The national award stems from a research project the 20-year-old Lee produced for Dr. Elaine Perea’s Abnormal Psychology class in which he interviewed and videotaped a woman suffering from schizophrenia, as well as her mother and her daughter. The video, called Mind Over Mother: Schizophrenia vs. Motherhood, focuses on the challenges of being a single parent suffering with a mental illness and the toll it can take on the entire family.
In the video, Lee’s primary subject is a woman who worked for a telecommunications company for 27 years and, while she had often been in and out of therapy, she was not formally diagnosed with schizophrenia until later in her career. The video reflects on the insidious, gradual nature of some forms of schizophrenia and how its symptoms can eventually rob someone of their ability to function in society.
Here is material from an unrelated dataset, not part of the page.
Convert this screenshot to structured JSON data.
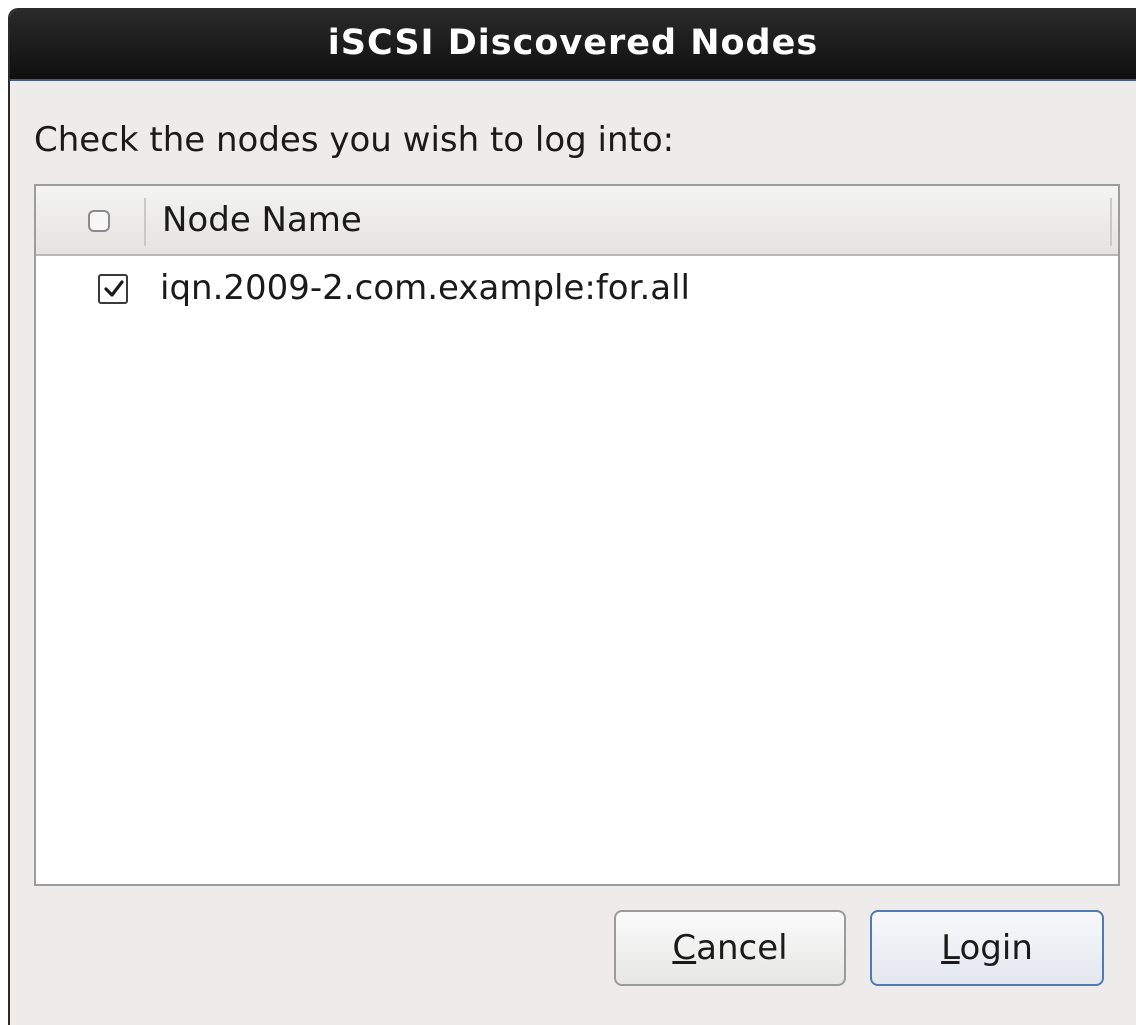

It also highlights the hope that proper medication and treatment can bring to those suffering from mental illness.
Lee said his interest in psychology goes back to when he was very young. “I always loved helping people and I like to teach myself new things,” he said. “Psychology is something that’s fun to me. It makes you think about yourself.”
He plans to attend the University of Central Florida upon earning his A.A. degree at Daytona State, hoping to ultimately earn “at least” a master’s degree in clinical psychology.
Dr. Perea sees great promise in Lee, and feels his future is as wide open as his ambition and desires.
“Michael is a talented young man and his interview and video went well beyond the expectations of the assignment,” she said. “I was delighted to see the enthusiasm and commitment that he displayed, not to mention his awareness of the course content. He was able to highlight important aspects of the interviewee’s illness while allowing the viewer to gain a sense of her humanness.”
Lee will be presented his award, along with a cash prize, on Aug. 4 at the APA’s annual convention in Orlando.